Three forced marriage survivors – Nina, Sara, and Fraidy – tell the dark story of their lives through the lens of the unbelievable violence and trauma they faced in Knots: A Forced Marriage Story. Their journeys led them through sexual, emotional, and physical abuse, and into the world of advocacy – fighting to prevent other women and girls from the years they lost to their abusers.

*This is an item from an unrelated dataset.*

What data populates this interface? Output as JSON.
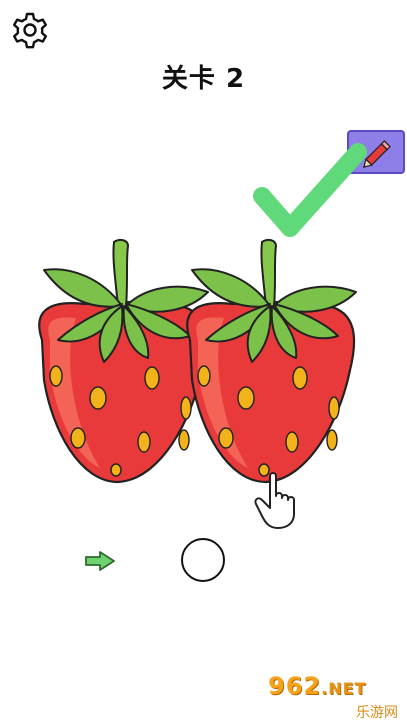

It isn’t a well known fact, but child marriage and arranged marriage is still widely practiced, and not just in parts of the third world that most of us would rather not think about. Here in the United States, 48 out of 50 states allow child marriage in their law books – including California. Idaho and Missouri have the highest rates, allowing marriage at basically every age with the consent of a parent or guardian. This is a quick, disturbing way to solve the uncomfortable “issue” (as these families see it) of rape – if a child is raped and becomes pregnant, just marry her off to her rapist. Problem solved. Fraidy even shares a story of a father whose daughter became pregnant via rape from an older man, and he got on google to find the state where it would be easiest for him to marry off his child to her rapist. There are states with no lower age limit for child marriage. There are cultures where child marriage is expected. This is normal to them – a horrific crime that most of us cannot imagine.
Sara tells her story – her father kidnapped her and took her to California to marry her off to a much older man that was part of his religious group. Nina was raised in an insular Christian community which required arranged marriages – and was also raised to be subservient to men. The cycle of child marriage, arranged marriage, and the abuse continues, as these young women are forced to carry babies, forced to be sexually subservient, and given no financial freedom.
There’s unbelievable sadness, trauma, and sorrow in every interview with Fraidy, Sara, and Nina. However, as the story goes on, there is great triumph. Each of these three women have escaped – and used their escape to help many more. Nearly 250,000 children in the United States were married in the span between 2000 and 2010, and over 77% of those were marriages between young girls and much older men. This isn’t an issue from the olden days, this is an issue that is crushingly prevalent – and thanks to these women and groups like Unchained at Last are fighting tooth and nail every day to change those statistics.
Interspersed amongst the moving interviews and stories these women are sharing are interpretive dance pieces, from dancer and choreographer Bella Waru. Much like the knots of the tales being woven, her dances are tied up in knots of red thread – weaving like a tangled web and adding beauty to a disturbing world.
Beautiful, thoughtful, and enlightening to degrees I struggle to express – Knots: A Forced Marriage Story should be required viewing – not just for women, not just for parents, but for all humans. We need to do better. We need to see these girls and their struggle. We know them – and we are them.
Go to www.knotsthefilm.com or www.unchainedatlast.org to learn more.
8 out of 10
|Knots: A Forced Marriage Story
||1 Hr. 16 Mins.